“This scheme is caricatured as undermining trust when it is all about restoring trust: giving parents the confidence that the volunteer at school and the local scout leader have been vetted and because of that children are safer. Believing that those adults who seek to harm children will not otherwise position themselves in such posts is naïve.”
Alan Meyrick, Registrar, General Teaching Council said:
“The GTC works very closely with the ISA to ensure that there is coherence and clarity around the referral of information relating to safeguarding children. These new requirements strengthen the mechanisms already in place and we welcome them.”
Mark Goldring, Chief Executive of Mencap, said:
"Mencap welcomes any move to provide better protection for adults with a learning disability who may be vulnerable to abuse.”
Paul Snell, Acting Chief Executive of the General Social Care Council, said:
"We welcome the launch of the Vetting and Barring scheme which will further enhance the safety of children and vulnerable adults.
“As the professional regulator, we will be working closely with the ISA to ensure that unsuitable people are prevented from working as social workers in social care."
Gary FitzGerald, Chief Executive of Action on Elder Abuse, said:
"Society has a high expectation of staff who work with older and dependent people and we are confident that the majority perform their work with sensitivity and caring, but it is right that we should do everything possible to exclude those who may seek to do harm.
“This is an excellent scheme which will increase protection for those who are most at risk."
Neil Hunt, Chief Executive of the Alzheimer’s Society, said:
“The Independent Safeguarding Authority (ISA) has an important role to play in protecting hundreds of thousands of people. As the care market expands we welcome these tighter controls which will offer vulnerable people with dementia more protection.
“It is particularly important that individuals using personalised budgets are made aware of the scheme, so that they can choose to take advantage of the important protection it provides.”
Bob Reitemeier, Chief Executive of The Children’s Society, said:
“Everyone supports the need to safeguard children from harm, and this scheme is a reminder of our collective responsibility in this regard. We know that more needs to be done to keep our children safe and we look upon this scheme as a positive development”.
Jane Haywood, Chief Executive of the Children's Workforce Development Council said:
"Protecting children and young people is the responsibility of us all. The Vetting and Barring Scheme is an important step forward in helping us to safeguard children by providing additional checks on people who work with them, whether in a paid or voluntary capacity."
David Pearson, Chief Executive of Churches’ Child Protection Advisory Service, said:
“We are delighted with this new scheme. We are convinced it represents a major step forward in the protection of children and vulnerable adults.”
NOTES TO EDITORS
1. The UK already has one of the most advanced systems in the world for carrying out checks on all those who work in positions of trust with children and vulnerable adults.
2. The new VBS will be delivered under the Safeguarding and Vulnerable Groups Act 2006, which was passed by Parliament following the Bichard Inquiry.
3. In January this year, the ISA took over responsibility for the decisions on new cases referred under existing regulations (List 99, POCA and POVA) from Government Ministers.
4. Further milestones in the new Scheme follow later.

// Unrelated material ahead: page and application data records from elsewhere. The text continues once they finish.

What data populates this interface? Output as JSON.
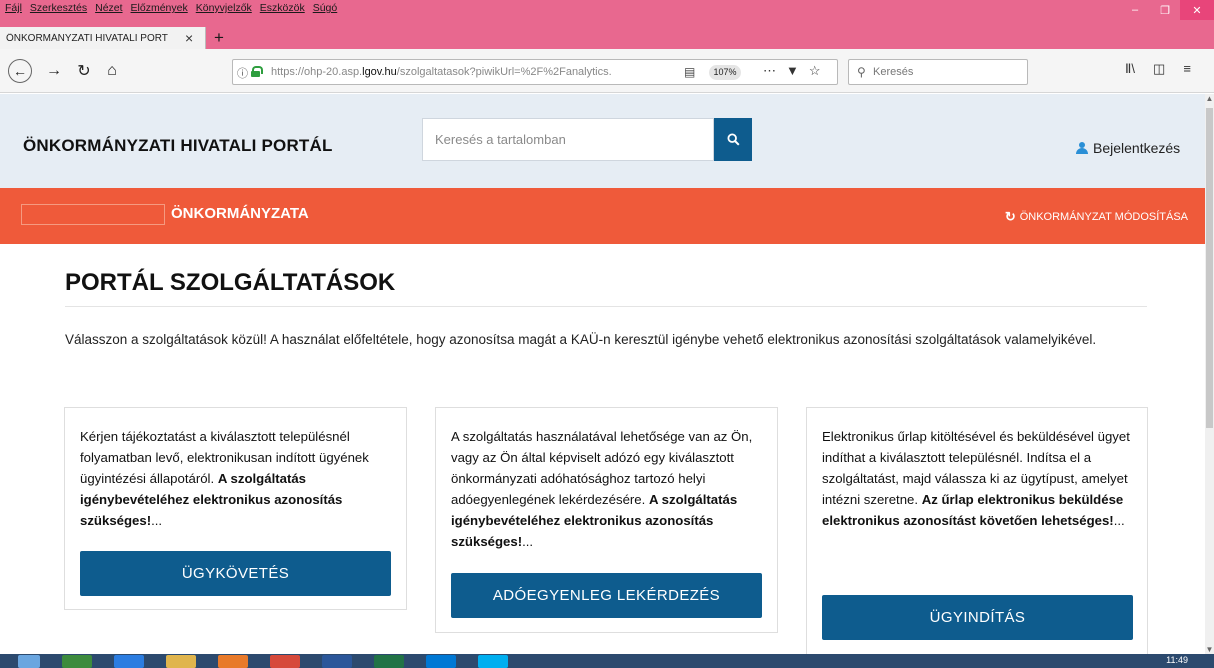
{
  "browser": {
    "menu": [
      "Fájl",
      "Szerkesztés",
      "Nézet",
      "Előzmények",
      "Könyvjelzők",
      "Eszközök",
      "Súgó"
    ],
    "tab_title": "ÖNKORMÁNYZATI HIVATALI PORT",
    "url_prefix": "https://ohp-20.asp.",
    "url_domain": "lgov.hu",
    "url_suffix": "/szolgaltatasok?piwikUrl=%2F%2Fanalytics.",
    "zoom": "107%",
    "search_placeholder": "Keresés"
  },
  "site": {
    "title": "ÖNKORMÁNYZATI HIVATALI PORTÁL",
    "search_placeholder": "Keresés a tartalomban",
    "login": "Bejelentkezés",
    "municipality_name": "ÖNKORMÁNYZATA",
    "municipality_change": "ÖNKORMÁNYZAT MÓDOSÍTÁSA",
    "heading": "PORTÁL SZOLGÁLTATÁSOK",
    "intro": "Válasszon a szolgáltatások közül! A használat előfeltétele, hogy azonosítsa magát a KAÜ-n keresztül igénybe vehető elektronikus azonosítási szolgáltatások valamelyikével."
  },
  "cards": [
    {
      "text": "Kérjen tájékoztatást a kiválasztott településnél folyamatban levő, elektronikusan indított ügyének ügyintézési állapotáról.",
      "bold": "A szolgáltatás igénybevételéhez elektronikus azonosítás szükséges!",
      "tail": "...",
      "button": "ÜGYKÖVETÉS"
    },
    {
      "text": "A szolgáltatás használatával lehetősége van az Ön, vagy az Ön által képviselt adózó egy kiválasztott önkormányzati adóhatósághoz tartozó helyi adóegyenlegének lekérdezésére.",
      "bold": "A szolgáltatás igénybevételéhez elektronikus azonosítás szükséges!",
      "tail": "...",
      "button": "ADÓEGYENLEG LEKÉRDEZÉS"
    },
    {
      "text": "Elektronikus űrlap kitöltésével és beküldésével ügyet indíthat a kiválasztott településnél. Indítsa el a szolgáltatást, majd válassza ki az ügytípust, amelyet intézni szeretne.",
      "bold": "Az űrlap elektronikus beküldése elektronikus azonosítást követően lehetséges!",
      "tail": "...",
      "button": "ÜGYINDÍTÁS"
    }
  ],
  "taskbar": {
    "time": "11:49"
  },
  "colors": {
    "orange": "#ef5a3a",
    "blue": "#0e5c8e",
    "header_bg": "#e6edf4",
    "chrome": "#e8688f"
  }
}
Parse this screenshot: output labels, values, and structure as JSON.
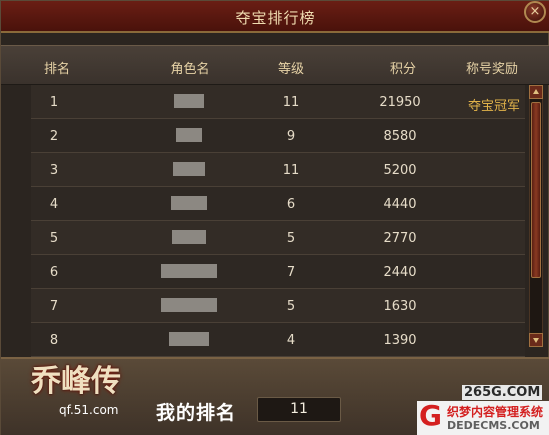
{
  "window": {
    "title": "夺宝排行榜",
    "close_icon": "×"
  },
  "columns": {
    "rank": "排名",
    "name": "角色名",
    "level": "等级",
    "score": "积分",
    "reward": "称号奖励"
  },
  "rows": [
    {
      "rank": "1",
      "level": "11",
      "score": "21950",
      "reward": "夺宝冠军"
    },
    {
      "rank": "2",
      "level": "9",
      "score": "8580",
      "reward": ""
    },
    {
      "rank": "3",
      "level": "11",
      "score": "5200",
      "reward": ""
    },
    {
      "rank": "4",
      "level": "6",
      "score": "4440",
      "reward": ""
    },
    {
      "rank": "5",
      "level": "5",
      "score": "2770",
      "reward": ""
    },
    {
      "rank": "6",
      "level": "7",
      "score": "2440",
      "reward": ""
    },
    {
      "rank": "7",
      "level": "5",
      "score": "1630",
      "reward": ""
    },
    {
      "rank": "8",
      "level": "4",
      "score": "1390",
      "reward": ""
    }
  ],
  "footer": {
    "logo_title": "乔峰传",
    "logo_url": "qf.51.com",
    "my_rank_label": "我的排名",
    "my_rank_value": "11"
  },
  "watermark": {
    "site": "265G.COM",
    "mark": "G",
    "cn": "织梦内容管理系统",
    "en": "DEDECMS.COM"
  },
  "colors": {
    "title_bar": "#5a160e",
    "reward_text": "#e2b34a",
    "row_text": "#e6dcc8",
    "header_text": "#e6d2a6"
  }
}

In particular:
- July 2010 - new entrants and employees looking to work or volunteer with vulnerable groups can start to apply to become ISA registered;

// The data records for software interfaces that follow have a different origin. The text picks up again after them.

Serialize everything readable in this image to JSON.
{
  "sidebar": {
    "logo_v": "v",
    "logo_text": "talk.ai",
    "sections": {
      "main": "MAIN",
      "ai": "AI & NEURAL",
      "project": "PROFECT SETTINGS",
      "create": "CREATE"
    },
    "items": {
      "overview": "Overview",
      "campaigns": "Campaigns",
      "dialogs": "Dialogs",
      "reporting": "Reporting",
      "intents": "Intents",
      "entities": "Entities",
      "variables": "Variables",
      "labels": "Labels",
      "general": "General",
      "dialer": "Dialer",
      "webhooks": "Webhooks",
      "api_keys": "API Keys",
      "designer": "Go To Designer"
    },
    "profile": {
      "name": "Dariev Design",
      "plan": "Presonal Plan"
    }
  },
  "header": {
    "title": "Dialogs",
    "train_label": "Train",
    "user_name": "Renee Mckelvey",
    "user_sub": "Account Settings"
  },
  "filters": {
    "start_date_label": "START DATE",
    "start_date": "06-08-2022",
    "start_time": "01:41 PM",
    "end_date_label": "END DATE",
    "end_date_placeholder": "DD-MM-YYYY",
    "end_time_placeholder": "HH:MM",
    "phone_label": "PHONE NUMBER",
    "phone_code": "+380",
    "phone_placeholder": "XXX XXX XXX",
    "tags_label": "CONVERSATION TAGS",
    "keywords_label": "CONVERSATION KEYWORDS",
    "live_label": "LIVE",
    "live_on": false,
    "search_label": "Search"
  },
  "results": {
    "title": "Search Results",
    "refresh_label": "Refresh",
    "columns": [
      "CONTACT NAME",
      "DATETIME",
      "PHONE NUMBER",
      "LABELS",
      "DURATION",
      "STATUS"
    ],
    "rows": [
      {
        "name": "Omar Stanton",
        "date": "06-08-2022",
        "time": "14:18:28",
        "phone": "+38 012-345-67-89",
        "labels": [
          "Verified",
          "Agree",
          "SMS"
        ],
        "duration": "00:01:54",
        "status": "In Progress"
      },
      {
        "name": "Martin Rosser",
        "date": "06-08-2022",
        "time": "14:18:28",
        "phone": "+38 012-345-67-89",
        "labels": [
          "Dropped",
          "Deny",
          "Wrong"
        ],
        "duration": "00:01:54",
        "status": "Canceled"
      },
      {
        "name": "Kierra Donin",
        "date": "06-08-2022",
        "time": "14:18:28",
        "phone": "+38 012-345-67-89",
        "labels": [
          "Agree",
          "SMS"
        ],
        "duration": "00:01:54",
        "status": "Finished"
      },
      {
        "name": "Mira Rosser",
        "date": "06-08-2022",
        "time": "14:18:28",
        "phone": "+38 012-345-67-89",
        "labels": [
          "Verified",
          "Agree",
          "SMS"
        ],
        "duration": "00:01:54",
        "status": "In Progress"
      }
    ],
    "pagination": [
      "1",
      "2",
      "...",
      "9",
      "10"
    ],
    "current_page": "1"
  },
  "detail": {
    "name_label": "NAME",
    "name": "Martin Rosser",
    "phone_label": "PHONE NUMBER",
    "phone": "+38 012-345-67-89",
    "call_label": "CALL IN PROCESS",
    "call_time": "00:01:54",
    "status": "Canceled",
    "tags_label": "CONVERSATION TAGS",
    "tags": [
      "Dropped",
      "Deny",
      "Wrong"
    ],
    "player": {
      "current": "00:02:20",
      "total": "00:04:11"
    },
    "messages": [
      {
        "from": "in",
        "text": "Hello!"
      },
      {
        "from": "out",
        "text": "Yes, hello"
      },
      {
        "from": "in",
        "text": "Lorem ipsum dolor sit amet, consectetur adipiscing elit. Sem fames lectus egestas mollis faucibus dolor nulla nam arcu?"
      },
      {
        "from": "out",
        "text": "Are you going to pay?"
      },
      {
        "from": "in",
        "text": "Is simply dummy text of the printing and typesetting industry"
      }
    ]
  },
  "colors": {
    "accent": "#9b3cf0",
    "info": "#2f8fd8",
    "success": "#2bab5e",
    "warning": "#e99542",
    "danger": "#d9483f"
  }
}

- November 2010 – new entrants must become ISA registered before starting work with vulnerable groups; and
- April 2011 – existing workers must start to become ISA-register.
5. The Vetting and Barring Scheme covers England, Wales and Northern Ireland. A separate but aligned scheme will be implemented in Scotland in 2010.
6. Further information can be found at www.isa-gov.org.uk
, including guidance from the ISA for employers on how to fulfil their new duty to refer an employee who causes harm or poses a risk.
Phone: For enquiries please contact the above department